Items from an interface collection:
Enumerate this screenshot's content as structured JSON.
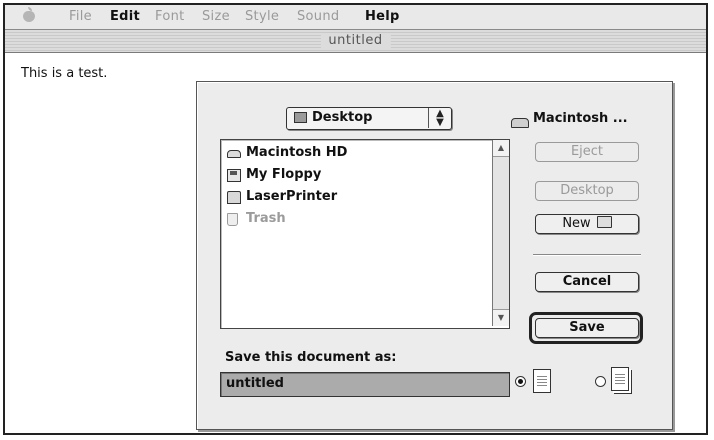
{
  "menubar": {
    "apple_icon": "apple-icon",
    "items": [
      {
        "label": "File",
        "active": false
      },
      {
        "label": "Edit",
        "active": true
      },
      {
        "label": "Font",
        "active": false
      },
      {
        "label": "Size",
        "active": false
      },
      {
        "label": "Style",
        "active": false
      },
      {
        "label": "Sound",
        "active": false
      },
      {
        "label": "Help",
        "active": true
      }
    ]
  },
  "window": {
    "title": "untitled",
    "body_text": "This is a test."
  },
  "dialog": {
    "location_popup": {
      "icon": "desktop-icon",
      "label": "Desktop"
    },
    "volume_label": "Macintosh ...",
    "files": [
      {
        "name": "Macintosh HD",
        "icon": "hard-disk-icon",
        "dimmed": false
      },
      {
        "name": "My Floppy",
        "icon": "floppy-icon",
        "dimmed": false
      },
      {
        "name": "LaserPrinter",
        "icon": "printer-folder-icon",
        "dimmed": false
      },
      {
        "name": "Trash",
        "icon": "trash-icon",
        "dimmed": true
      }
    ],
    "buttons": {
      "eject": "Eject",
      "desktop": "Desktop",
      "new": "New",
      "cancel": "Cancel",
      "save": "Save"
    },
    "save_prompt": "Save this document as:",
    "filename_value": "untitled",
    "format_options": [
      {
        "icon": "document-icon",
        "selected": true
      },
      {
        "icon": "stationery-icon",
        "selected": false
      }
    ]
  }
}
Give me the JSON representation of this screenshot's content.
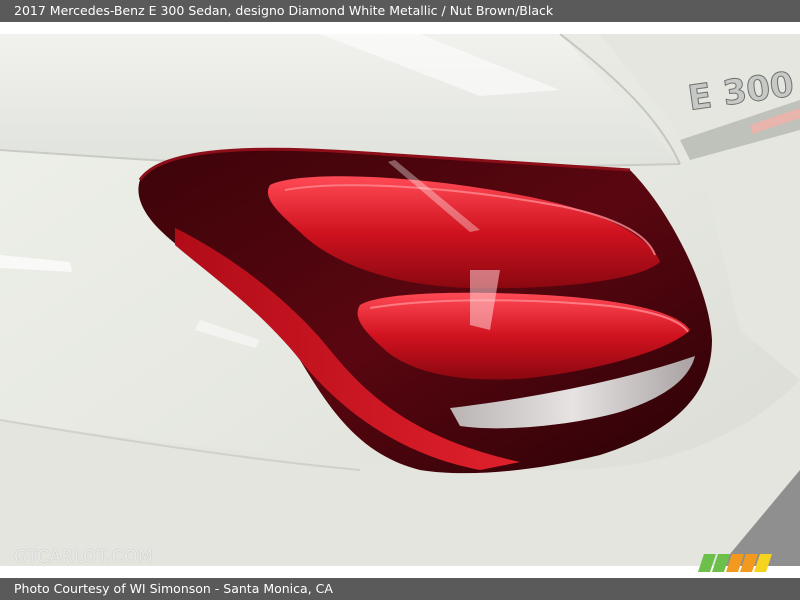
{
  "header": {
    "title": "2017 Mercedes-Benz E 300 Sedan,   designo Diamond White Metallic / Nut Brown/Black"
  },
  "photo": {
    "badge_text": "E 300",
    "watermark": "GTCARLOT.COM",
    "subject": "tail light"
  },
  "footer": {
    "credit": "Photo Courtesy of WI Simonson - Santa Monica, CA"
  },
  "colors": {
    "bar": "#5a5a5a",
    "paint": "#e9eae4",
    "lamp_dark": "#5a0610",
    "lamp_red": "#c8101e",
    "logo_green": "#6cc04a",
    "logo_orange": "#f39a1e",
    "logo_yellow": "#f6d31d"
  }
}
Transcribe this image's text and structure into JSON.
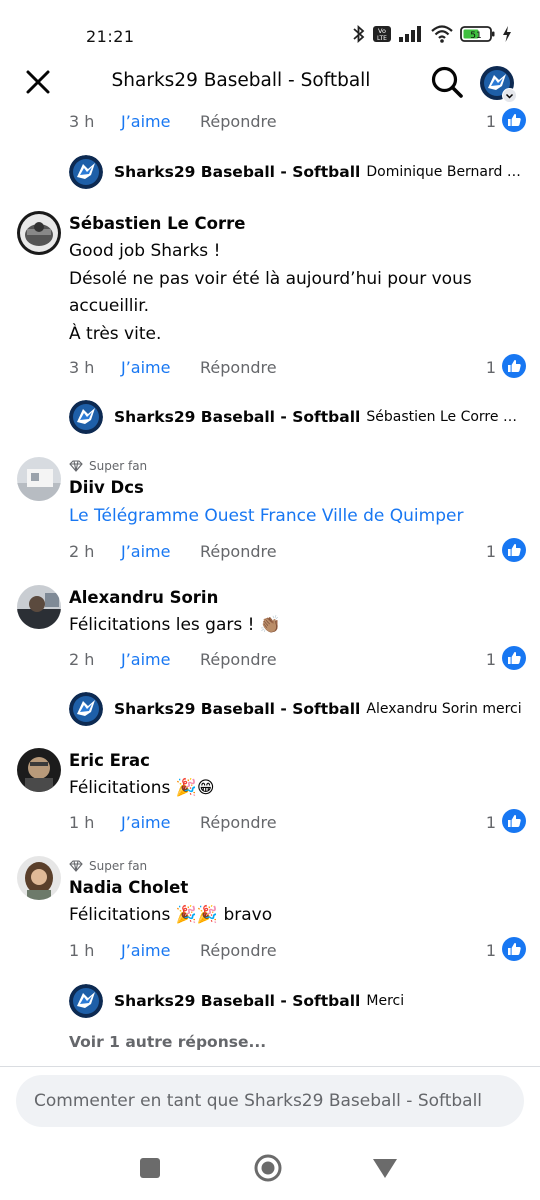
{
  "status_bar": {
    "time": "21:21",
    "battery": "51",
    "icons": [
      "bluetooth-icon",
      "volte-icon",
      "signal-icon",
      "wifi-icon",
      "battery-icon",
      "charging-icon"
    ]
  },
  "header": {
    "title": "Sharks29 Baseball - Softball"
  },
  "labels": {
    "like": "J'aime",
    "reply": "Répondre"
  },
  "colors": {
    "accent": "#1877f2",
    "secondary_text": "#65676b"
  },
  "top_actions": {
    "time": "3 h",
    "like": "J’aime",
    "reply": "Répondre",
    "count": "1"
  },
  "reply_1": {
    "page": "Sharks29 Baseball - Softball",
    "text": "Dominique Bernard merci…"
  },
  "comments": [
    {
      "name": "Sébastien Le Corre",
      "lines": [
        "Good job Sharks !",
        "Désolé ne pas voir été là aujourd’hui pour vous",
        "accueillir.",
        "À très vite."
      ],
      "time": "3 h",
      "count": "1"
    },
    {
      "badge": "Super fan",
      "name": "Diiv Dcs",
      "link": "Le Télégramme Ouest France Ville de Quimper",
      "time": "2 h",
      "count": "1"
    },
    {
      "name": "Alexandru Sorin",
      "text": "Félicitations les gars ! 👏🏽",
      "time": "2 h",
      "count": "1"
    },
    {
      "name": "Eric Erac",
      "text": "Félicitations 🎉😁",
      "time": "1 h",
      "count": "1"
    },
    {
      "badge": "Super fan",
      "name": "Nadia Cholet",
      "text": "Félicitations 🎉🎉 bravo",
      "time": "1 h",
      "count": "1"
    }
  ],
  "reply_2": {
    "page": "Sharks29 Baseball - Softball",
    "text": "Sébastien Le Corre mer…"
  },
  "reply_3": {
    "page": "Sharks29 Baseball - Softball",
    "text": "Alexandru Sorin merci"
  },
  "reply_4": {
    "page": "Sharks29 Baseball - Softball",
    "text": "Merci"
  },
  "view_more": "Voir 1 autre réponse...",
  "composer": {
    "placeholder": "Commenter en tant que Sharks29 Baseball - Softball"
  },
  "navbar": [
    "square-recents-icon",
    "circle-home-icon",
    "triangle-back-icon"
  ]
}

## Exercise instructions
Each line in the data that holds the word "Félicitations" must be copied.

## Answer to this exercise
      "text": "Félicitations les gars ! 👏🏽",
      "text": "Félicitations 🎉😁",
      "text": "Félicitations 🎉🎉 bravo",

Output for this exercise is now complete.